- **Work to complete**: The records need to be set down again exactly as they appear.

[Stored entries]

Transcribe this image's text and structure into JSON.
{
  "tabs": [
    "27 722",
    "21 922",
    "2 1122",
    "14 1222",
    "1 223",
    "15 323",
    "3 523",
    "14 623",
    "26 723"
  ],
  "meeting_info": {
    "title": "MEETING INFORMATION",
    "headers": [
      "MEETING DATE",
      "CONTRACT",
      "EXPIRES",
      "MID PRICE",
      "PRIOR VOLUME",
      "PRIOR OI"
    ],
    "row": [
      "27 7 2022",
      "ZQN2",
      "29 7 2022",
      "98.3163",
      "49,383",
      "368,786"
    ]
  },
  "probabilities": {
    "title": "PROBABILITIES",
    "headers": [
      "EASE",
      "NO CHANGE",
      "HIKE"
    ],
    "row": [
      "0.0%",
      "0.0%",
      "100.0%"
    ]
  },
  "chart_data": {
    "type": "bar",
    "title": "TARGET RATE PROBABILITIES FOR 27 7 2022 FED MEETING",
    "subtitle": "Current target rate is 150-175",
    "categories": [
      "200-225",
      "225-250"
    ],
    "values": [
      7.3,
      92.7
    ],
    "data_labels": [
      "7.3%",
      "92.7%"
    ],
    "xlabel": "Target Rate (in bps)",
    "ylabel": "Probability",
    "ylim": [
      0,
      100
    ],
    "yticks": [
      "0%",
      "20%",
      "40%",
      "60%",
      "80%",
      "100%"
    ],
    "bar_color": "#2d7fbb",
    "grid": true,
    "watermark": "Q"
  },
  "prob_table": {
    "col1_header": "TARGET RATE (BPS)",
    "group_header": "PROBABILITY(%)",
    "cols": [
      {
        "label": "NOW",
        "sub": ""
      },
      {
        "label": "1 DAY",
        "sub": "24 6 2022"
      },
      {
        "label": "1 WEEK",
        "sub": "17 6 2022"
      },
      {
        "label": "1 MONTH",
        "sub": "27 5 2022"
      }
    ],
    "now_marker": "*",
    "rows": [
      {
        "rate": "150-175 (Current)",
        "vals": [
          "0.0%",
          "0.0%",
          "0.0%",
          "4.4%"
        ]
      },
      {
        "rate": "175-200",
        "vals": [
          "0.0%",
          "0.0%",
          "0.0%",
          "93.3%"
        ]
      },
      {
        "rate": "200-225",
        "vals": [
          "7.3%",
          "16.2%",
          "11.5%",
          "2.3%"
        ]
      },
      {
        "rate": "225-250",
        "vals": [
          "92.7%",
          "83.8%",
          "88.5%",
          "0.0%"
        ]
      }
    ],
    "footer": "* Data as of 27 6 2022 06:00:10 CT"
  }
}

- **Solution**:
Transcribe this image's text and structure into JSON.
{
  "tabs": [
    "27 722",
    "21 922",
    "2 1122",
    "14 1222",
    "1 223",
    "15 323",
    "3 523",
    "14 623",
    "26 723"
  ],
  "meeting_info": {
    "title": "MEETING INFORMATION",
    "headers": [
      "MEETING DATE",
      "CONTRACT",
      "EXPIRES",
      "MID PRICE",
      "PRIOR VOLUME",
      "PRIOR OI"
    ],
    "row": [
      "27 7 2022",
      "ZQN2",
      "29 7 2022",
      "98.3163",
      "49,383",
      "368,786"
    ]
  },
  "probabilities": {
    "title": "PROBABILITIES",
    "headers": [
      "EASE",
      "NO CHANGE",
      "HIKE"
    ],
    "row": [
      "0.0%",
      "0.0%",
      "100.0%"
    ]
  },
  "chart_data": {
    "type": "bar",
    "title": "TARGET RATE PROBABILITIES FOR 27 7 2022 FED MEETING",
    "subtitle": "Current target rate is 150-175",
    "categories": [
      "200-225",
      "225-250"
    ],
    "values": [
      7.3,
      92.7
    ],
    "data_labels": [
      "7.3%",
      "92.7%"
    ],
    "xlabel": "Target Rate (in bps)",
    "ylabel": "Probability",
    "ylim": [
      0,
      100
    ],
    "yticks": [
      "0%",
      "20%",
      "40%",
      "60%",
      "80%",
      "100%"
    ],
    "bar_color": "#2d7fbb",
    "grid": true,
    "watermark": "Q"
  },
  "prob_table": {
    "col1_header": "TARGET RATE (BPS)",
    "group_header": "PROBABILITY(%)",
    "cols": [
      {
        "label": "NOW",
        "sub": ""
      },
      {
        "label": "1 DAY",
        "sub": "24 6 2022"
      },
      {
        "label": "1 WEEK",
        "sub": "17 6 2022"
      },
      {
        "label": "1 MONTH",
        "sub": "27 5 2022"
      }
    ],
    "now_marker": "*",
    "rows": [
      {
        "rate": "150-175 (Current)",
        "vals": [
          "0.0%",
          "0.0%",
          "0.0%",
          "4.4%"
        ]
      },
      {
        "rate": "175-200",
        "vals": [
          "0.0%",
          "0.0%",
          "0.0%",
          "93.3%"
        ]
      },
      {
        "rate": "200-225",
        "vals": [
          "7.3%",
          "16.2%",
          "11.5%",
          "2.3%"
        ]
      },
      {
        "rate": "225-250",
        "vals": [
          "92.7%",
          "83.8%",
          "88.5%",
          "0.0%"
        ]
      }
    ],
    "footer": "* Data as of 27 6 2022 06:00:10 CT"
  }
}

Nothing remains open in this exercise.